Technical Abstract: Trogroderma variabile Ballion, warehouse beetle, and Trogoderma inclusum LeConte, larger cabinet beetle, are dermestid pests of stored products. A series of laboratory bioassays were conducted to evaluate residual toxicity of the pyrethroids ß-cyfluthrin and deltamethrin, applied on a concrete surface substrate for control of adults and larvae and adults of both species, to provide initial baseline susceptibility data for dermestids. Commercial formulations were applied at calculated deposition rates of 8, 16, and 24 mg active ingredient [AI] per m2 for deltamethrin and 10 and 20 mg active ingredient [AI] per m2 for ß-cyfluthrin. Ten adults or larvae of either species were introduced individual untreated and treated arenas at 0, 0.5, 1, 2, and 3 mo. post-treatment. Adult mortality was evaluated after 4 d of exposure with no food provided, and larval mortality was assessed 30 d after exposure with provision of food. Adult mortality of both species exposed to both insecticides ranged from 73.3 ± 6.7 to 100% depending on exposure interval. Larval mortality ranged from 18.3 ± 5.4 to 96.7 ± 2.1% on arenas treated with deltamethrin, and was significantly lower than adult mortality (P < 0.001) at bioassays conducted at 2 and 3 mo. post-treatment for both species at all three rates. Larval mortality on arenas treated with ß-cyfluthrin ranged from 13.3 ± 7.1 to 71.7 ± 4.8%, and was always lower (P < 0.001) at all exposure times at both rates for both species. There were only 4 out of a possible 20 comparisons with a significant difference (P < 0.05) between the three rates of deltamethrin and no occasions where there was a significant difference in mortality between the two rates of ß-cyfluthrin. There were three occasions where mortality of T. inclusum adults or larvae was greater than T. variabile, and one occasion with the reverse, for exposures with deltamethrin.
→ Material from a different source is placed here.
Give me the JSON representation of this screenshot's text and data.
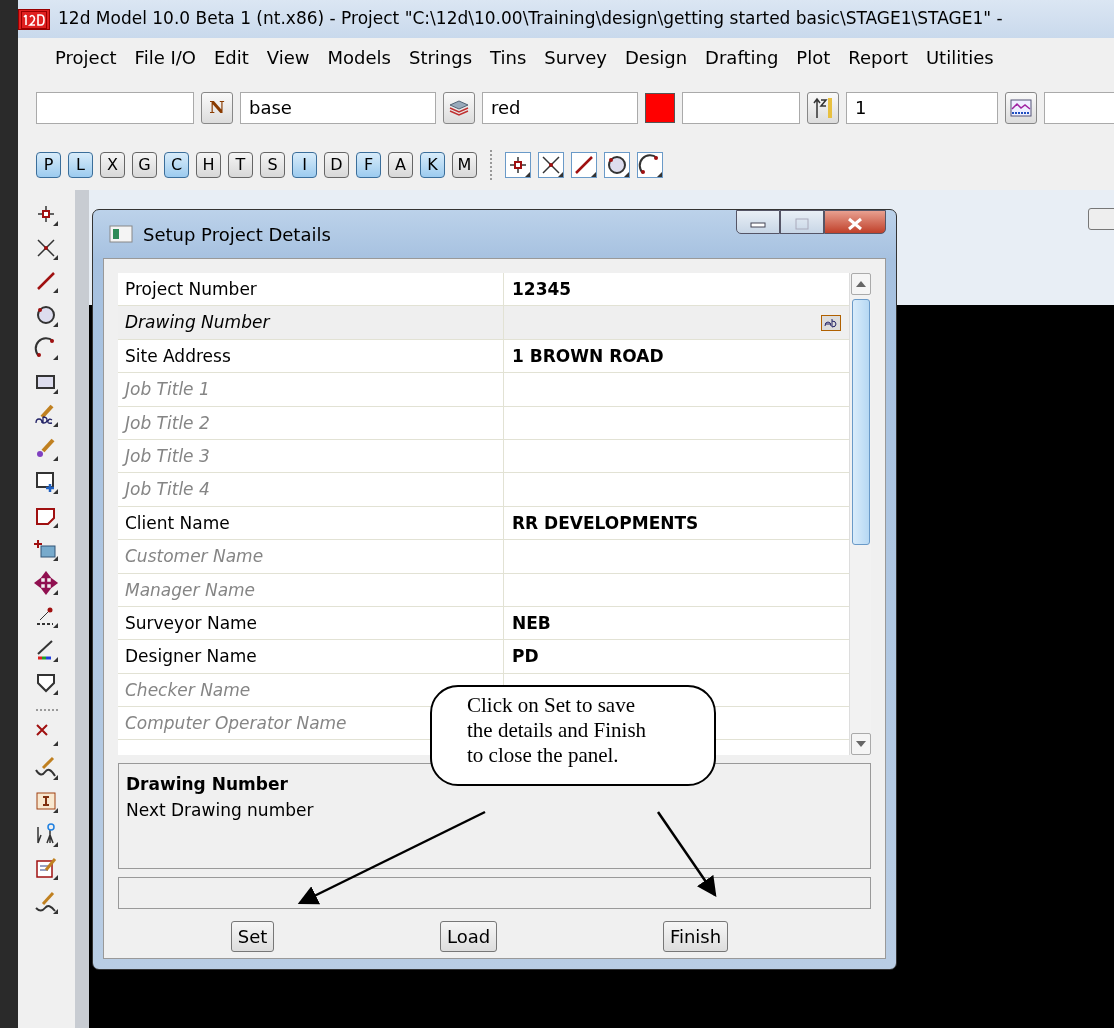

Results show larvae of both species were more tolerant than adults, and larvae could be used as an indicator stage for future studies of insecticidal susceptibility of dermestids.